- [TASK INSTRUCTIONS]: Without the images, reproduce each line of the material exactly.
START AVAILABLE DATA
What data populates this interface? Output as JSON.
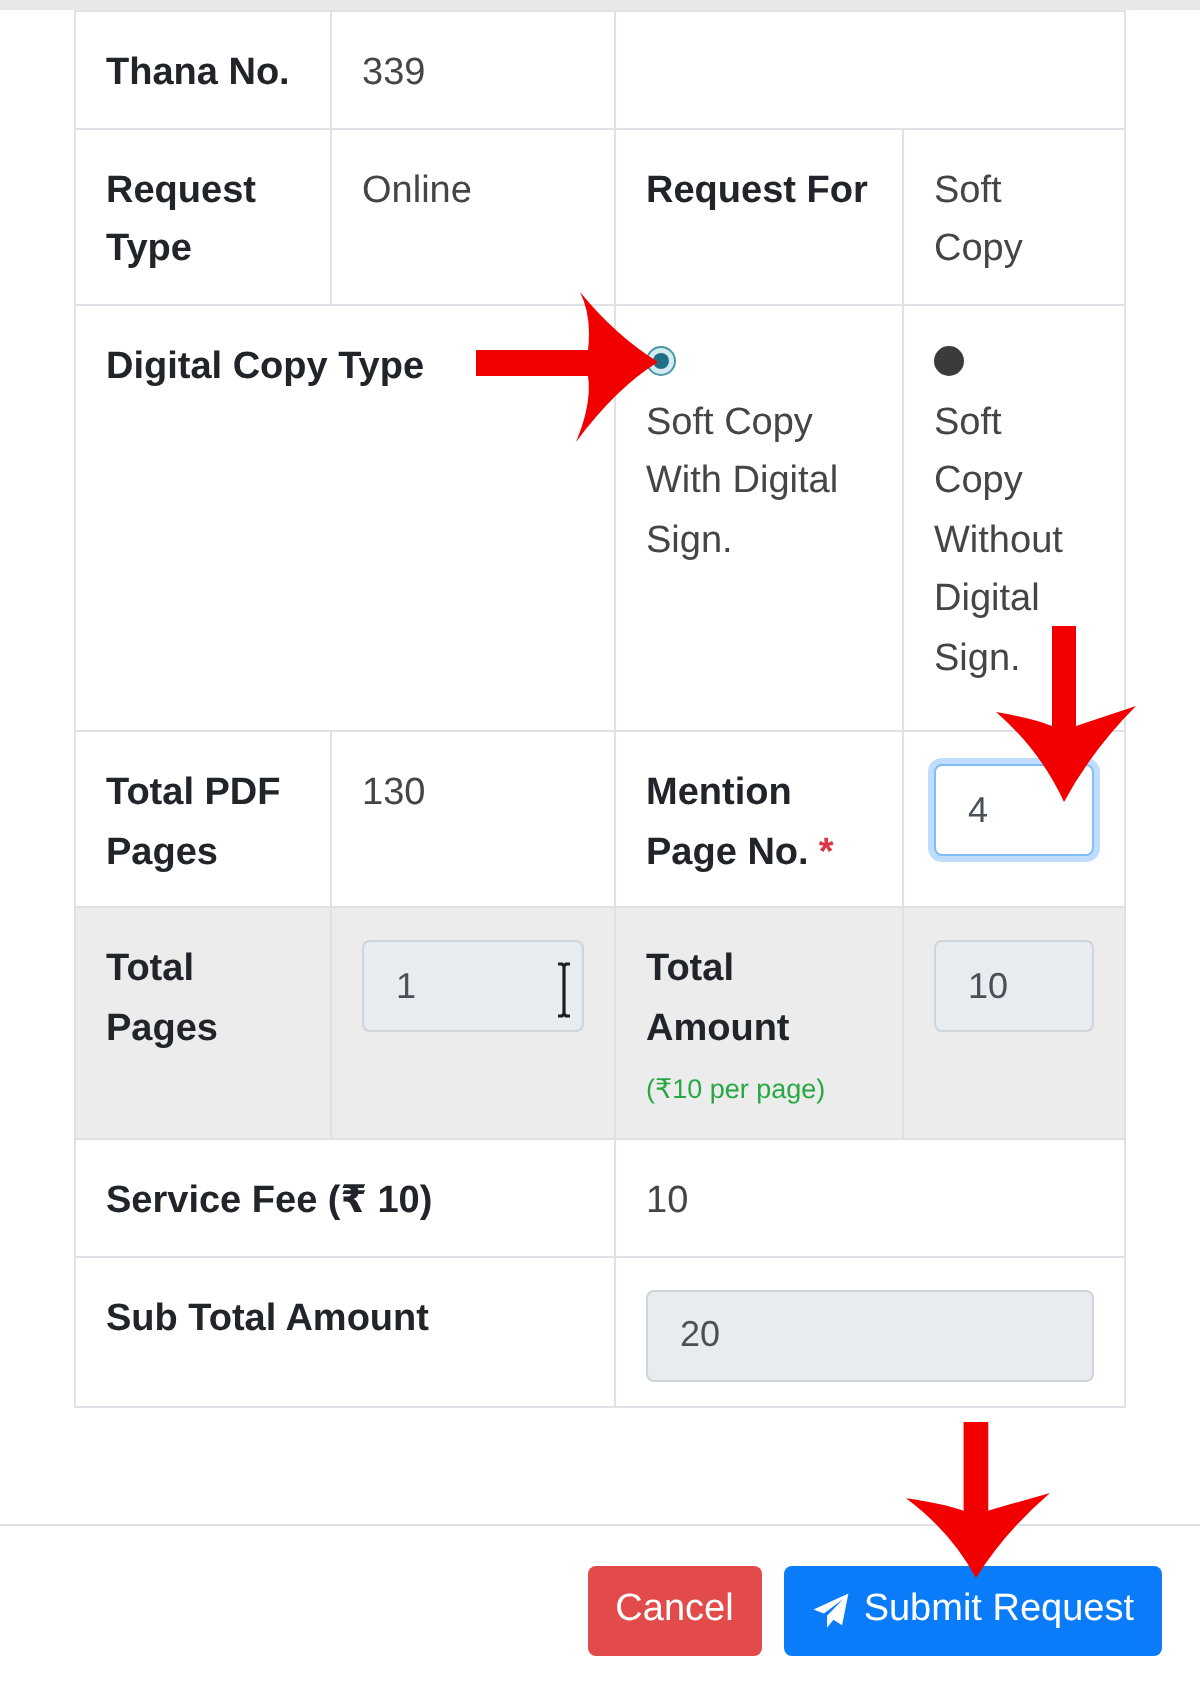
{
  "table": {
    "rows": [
      {
        "shaded": false,
        "cells": [
          {
            "kind": "label",
            "text": "Thana No."
          },
          {
            "kind": "value",
            "text": "339"
          },
          {
            "kind": "blank",
            "colspan": 2
          }
        ]
      },
      {
        "shaded": false,
        "cells": [
          {
            "kind": "label",
            "text": "Request Type"
          },
          {
            "kind": "value",
            "text": "Online"
          },
          {
            "kind": "label",
            "text": "Request For"
          },
          {
            "kind": "value",
            "text": "Soft Copy"
          }
        ]
      },
      {
        "shaded": false,
        "cells": [
          {
            "kind": "label",
            "text": "Digital Copy Type",
            "colspan": 2
          },
          {
            "kind": "radio",
            "text": "Soft Copy With Digital Sign.",
            "selected": true,
            "callout": true
          },
          {
            "kind": "radio",
            "text": "Soft Copy Without Digital Sign.",
            "selected": false
          }
        ]
      },
      {
        "shaded": false,
        "cells": [
          {
            "kind": "label",
            "text": "Total PDF Pages"
          },
          {
            "kind": "value",
            "text": "130"
          },
          {
            "kind": "label",
            "text": "Mention Page No.",
            "required_mark": "*"
          },
          {
            "kind": "input",
            "value": "4",
            "readonly": false,
            "focused": true,
            "callout": true
          }
        ]
      },
      {
        "shaded": true,
        "cells": [
          {
            "kind": "label",
            "text": "Total Pages"
          },
          {
            "kind": "input",
            "value": "1",
            "readonly": true,
            "focused": false,
            "text_cursor": true
          },
          {
            "kind": "label",
            "text": "Total Amount",
            "note": "(₹10 per page)"
          },
          {
            "kind": "input",
            "value": "10",
            "readonly": true,
            "focused": false
          }
        ]
      },
      {
        "shaded": false,
        "cells": [
          {
            "kind": "label",
            "text": "Service Fee (₹ 10)",
            "colspan": 2
          },
          {
            "kind": "value",
            "text": "10",
            "colspan": 2
          }
        ]
      },
      {
        "shaded": false,
        "cells": [
          {
            "kind": "label",
            "text": "Sub Total Amount",
            "colspan": 2
          },
          {
            "kind": "input",
            "value": "20",
            "readonly": true,
            "focused": false,
            "colspan": 2
          }
        ]
      }
    ]
  },
  "footer": {
    "buttons": [
      {
        "kind": "cancel",
        "label": "Cancel"
      },
      {
        "kind": "submit",
        "label": "Submit Request",
        "callout": true
      }
    ]
  }
}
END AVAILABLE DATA
- [ANSWER TO THIS PROBLEM]:
What data populates this interface? Output as JSON.
{
  "table": {
    "rows": [
      {
        "shaded": false,
        "cells": [
          {
            "kind": "label",
            "text": "Thana No."
          },
          {
            "kind": "value",
            "text": "339"
          },
          {
            "kind": "blank",
            "colspan": 2
          }
        ]
      },
      {
        "shaded": false,
        "cells": [
          {
            "kind": "label",
            "text": "Request Type"
          },
          {
            "kind": "value",
            "text": "Online"
          },
          {
            "kind": "label",
            "text": "Request For"
          },
          {
            "kind": "value",
            "text": "Soft Copy"
          }
        ]
      },
      {
        "shaded": false,
        "cells": [
          {
            "kind": "label",
            "text": "Digital Copy Type",
            "colspan": 2
          },
          {
            "kind": "radio",
            "text": "Soft Copy With Digital Sign.",
            "selected": true,
            "callout": true
          },
          {
            "kind": "radio",
            "text": "Soft Copy Without Digital Sign.",
            "selected": false
          }
        ]
      },
      {
        "shaded": false,
        "cells": [
          {
            "kind": "label",
            "text": "Total PDF Pages"
          },
          {
            "kind": "value",
            "text": "130"
          },
          {
            "kind": "label",
            "text": "Mention Page No.",
            "required_mark": "*"
          },
          {
            "kind": "input",
            "value": "4",
            "readonly": false,
            "focused": true,
            "callout": true
          }
        ]
      },
      {
        "shaded": true,
        "cells": [
          {
            "kind": "label",
            "text": "Total Pages"
          },
          {
            "kind": "input",
            "value": "1",
            "readonly": true,
            "focused": false,
            "text_cursor": true
          },
          {
            "kind": "label",
            "text": "Total Amount",
            "note": "(₹10 per page)"
          },
          {
            "kind": "input",
            "value": "10",
            "readonly": true,
            "focused": false
          }
        ]
      },
      {
        "shaded": false,
        "cells": [
          {
            "kind": "label",
            "text": "Service Fee (₹ 10)",
            "colspan": 2
          },
          {
            "kind": "value",
            "text": "10",
            "colspan": 2
          }
        ]
      },
      {
        "shaded": false,
        "cells": [
          {
            "kind": "label",
            "text": "Sub Total Amount",
            "colspan": 2
          },
          {
            "kind": "input",
            "value": "20",
            "readonly": true,
            "focused": false,
            "colspan": 2
          }
        ]
      }
    ]
  },
  "footer": {
    "buttons": [
      {
        "kind": "cancel",
        "label": "Cancel"
      },
      {
        "kind": "submit",
        "label": "Submit Request",
        "callout": true
      }
    ]
  }
}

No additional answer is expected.